Hi Pip, a.k.a Piptrix, welcome to Nokia Connects!

Now, my mum doesn’t have a clue what Freerunning or Parkour is! So I wondered how you would describe both of these to someone who has never heard of them before?

There are two different disciplines, Parkour and Freerunning. Parkour is about getting from A to B as quickly and efficiently as possible, whereas Freerunning is less about travelling between two points and more about technique, so flips and jumps etc. Both are performed out on the street, but Freerunning is more about the training methods to get good at Parkour. I think that Freerunning is essentially learning about everything your body can do and expressing yourself, whereas Parkour is putting all of those things you’ve learnt into practice. Both of them started as a way of escaping and a means of getting away from people to express yourself as an individual, once you’ve learned how to get over walls as quickly as possible doing Freerunning that’s where Parkour comes into practice.

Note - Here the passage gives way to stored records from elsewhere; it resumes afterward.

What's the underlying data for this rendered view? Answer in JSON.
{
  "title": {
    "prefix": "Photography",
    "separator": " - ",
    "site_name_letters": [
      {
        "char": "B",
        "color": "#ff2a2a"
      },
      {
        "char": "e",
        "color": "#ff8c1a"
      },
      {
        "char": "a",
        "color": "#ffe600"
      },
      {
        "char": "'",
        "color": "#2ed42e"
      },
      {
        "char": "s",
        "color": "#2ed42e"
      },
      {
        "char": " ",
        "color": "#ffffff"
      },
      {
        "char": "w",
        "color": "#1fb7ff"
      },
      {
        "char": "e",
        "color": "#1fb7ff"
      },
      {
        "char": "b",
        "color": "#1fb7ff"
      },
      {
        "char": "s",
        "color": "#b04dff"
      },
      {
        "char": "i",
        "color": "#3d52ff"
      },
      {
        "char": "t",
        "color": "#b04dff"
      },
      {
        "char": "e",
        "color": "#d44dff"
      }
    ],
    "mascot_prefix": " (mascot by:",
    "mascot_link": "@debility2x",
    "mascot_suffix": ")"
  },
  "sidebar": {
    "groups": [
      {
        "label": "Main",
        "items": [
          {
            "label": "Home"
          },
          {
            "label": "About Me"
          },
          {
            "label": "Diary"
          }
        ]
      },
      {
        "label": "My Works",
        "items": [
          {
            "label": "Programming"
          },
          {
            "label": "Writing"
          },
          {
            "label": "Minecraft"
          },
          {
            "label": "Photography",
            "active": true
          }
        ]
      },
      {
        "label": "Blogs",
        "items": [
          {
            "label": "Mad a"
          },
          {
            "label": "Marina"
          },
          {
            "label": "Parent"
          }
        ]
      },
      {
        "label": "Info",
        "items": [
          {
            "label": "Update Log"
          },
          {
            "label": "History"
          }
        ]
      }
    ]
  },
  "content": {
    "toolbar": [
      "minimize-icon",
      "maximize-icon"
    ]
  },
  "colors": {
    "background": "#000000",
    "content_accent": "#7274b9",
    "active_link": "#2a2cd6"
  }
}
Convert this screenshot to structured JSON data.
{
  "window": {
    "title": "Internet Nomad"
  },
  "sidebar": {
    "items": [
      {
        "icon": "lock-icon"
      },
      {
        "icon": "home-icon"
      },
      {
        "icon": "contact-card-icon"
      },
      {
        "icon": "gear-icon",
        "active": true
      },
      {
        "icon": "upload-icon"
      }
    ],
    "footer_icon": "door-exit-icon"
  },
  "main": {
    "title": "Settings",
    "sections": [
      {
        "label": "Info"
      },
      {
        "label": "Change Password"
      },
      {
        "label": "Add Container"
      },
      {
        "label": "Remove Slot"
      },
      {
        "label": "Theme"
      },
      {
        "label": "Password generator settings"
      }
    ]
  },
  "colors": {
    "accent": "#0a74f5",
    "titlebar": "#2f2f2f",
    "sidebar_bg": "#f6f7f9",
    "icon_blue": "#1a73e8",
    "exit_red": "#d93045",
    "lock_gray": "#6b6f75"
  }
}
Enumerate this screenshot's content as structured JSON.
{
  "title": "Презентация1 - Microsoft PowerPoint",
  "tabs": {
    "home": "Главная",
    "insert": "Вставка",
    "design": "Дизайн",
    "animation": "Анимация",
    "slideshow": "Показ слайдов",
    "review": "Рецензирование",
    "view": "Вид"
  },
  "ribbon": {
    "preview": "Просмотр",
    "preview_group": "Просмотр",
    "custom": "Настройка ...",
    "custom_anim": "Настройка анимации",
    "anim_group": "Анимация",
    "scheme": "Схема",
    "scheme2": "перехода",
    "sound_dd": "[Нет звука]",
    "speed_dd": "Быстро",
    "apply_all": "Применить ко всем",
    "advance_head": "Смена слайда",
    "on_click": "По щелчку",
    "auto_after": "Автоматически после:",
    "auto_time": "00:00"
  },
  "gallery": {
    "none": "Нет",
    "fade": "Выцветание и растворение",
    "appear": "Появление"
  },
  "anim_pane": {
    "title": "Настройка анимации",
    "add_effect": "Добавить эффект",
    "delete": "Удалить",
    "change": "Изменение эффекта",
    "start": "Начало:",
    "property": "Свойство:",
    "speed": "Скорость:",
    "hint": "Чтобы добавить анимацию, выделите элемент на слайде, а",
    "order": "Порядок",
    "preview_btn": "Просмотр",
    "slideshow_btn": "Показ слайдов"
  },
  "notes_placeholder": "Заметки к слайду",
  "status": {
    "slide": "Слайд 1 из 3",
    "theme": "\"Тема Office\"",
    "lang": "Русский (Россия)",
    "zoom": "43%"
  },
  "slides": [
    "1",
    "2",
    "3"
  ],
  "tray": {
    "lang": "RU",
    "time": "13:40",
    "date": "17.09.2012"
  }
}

Which is your favourite city in the world to perform Freerunning in and why? Or don’t you think cities differ that much?

The cities definitely change a lot when you take architecture into consideration, some cities are built on hills others are completely flat, for example, so you have to really change your game wherever you are in the world. London is the place I’ve been the most, it has a huge array of different Freerunning spots, whether that’s a council estate or Oxford Street. I think that’s why England latched onto free running so much when the sport kicked off because it was so easy for people to find walls and go out to train, whereas the rest of the world may have struggled a little to pick it up so quickly.


Where would you say was the birthplace of Freerunning?

The French founded it and brought free running to the world, but really they haven’t led the race at all in terms of who is representing Parkour and Freerunning on the global scene. About five or six years ago in the UK the amount of Freerunners exploded and we probably still have the most Freerunners around. The US for some reason didn’t really latch onto it until the first documentaries in the UK 6/7 years ago – Jump Britain and Jump London made the sports massive and the US got behind it a few years later. It depends what people have to train with, Freerunning is based on architecture and in the US everything is in a straight line and looks very similar – with a lot of exceptions of course.

Have you injured yourself badly performing Freerunning before?

I’m pretty injury free but I don’t think there will ever be an injury bad enough to put me off free running and quit – I’ve fractured six bones in my hand and wrist – but I was saving myself, so the best outcome of the bail was a few broken bones in my hand!

If you were told that Freerunning was illegal and you could never perform it again which other extreme sport would you take up?

Even if it was illegal I would still be doing it! I used to play Basketball and skateboard, so I would probably do one of those. I would also get more into break dancing – the flips I perform in Freerunning really help. There is no way I would go into gymnastics.

What is a Freerunning move I could try out safely in my own home or near where I live?

I would recommend kids parks, it’s about starting low-level instead of jumping across roof tops like you see on TV, that is definitely not the best way to start! You can learn the break fall just about anywhere, which is the roll you transition into once you have jumped from a particular height. You could do that from your sofa but be careful not to hit your head on the coffee table!

What was your favourite part of the week filming in Barcelona with Nokia?

My favourite part of Barcelona was walking around Mobile World Congress and seeing all the latest tech and talking to all of the bloggers that were in attendance. It was cool meeting people I would never have met hanging around my local skatepark! From a filming point of view, it was great doing some tricks with the other two guys, they were good fun and we had a laugh in-between shoots.


See more from Pip Andersen on Monday here on Nokia Connects.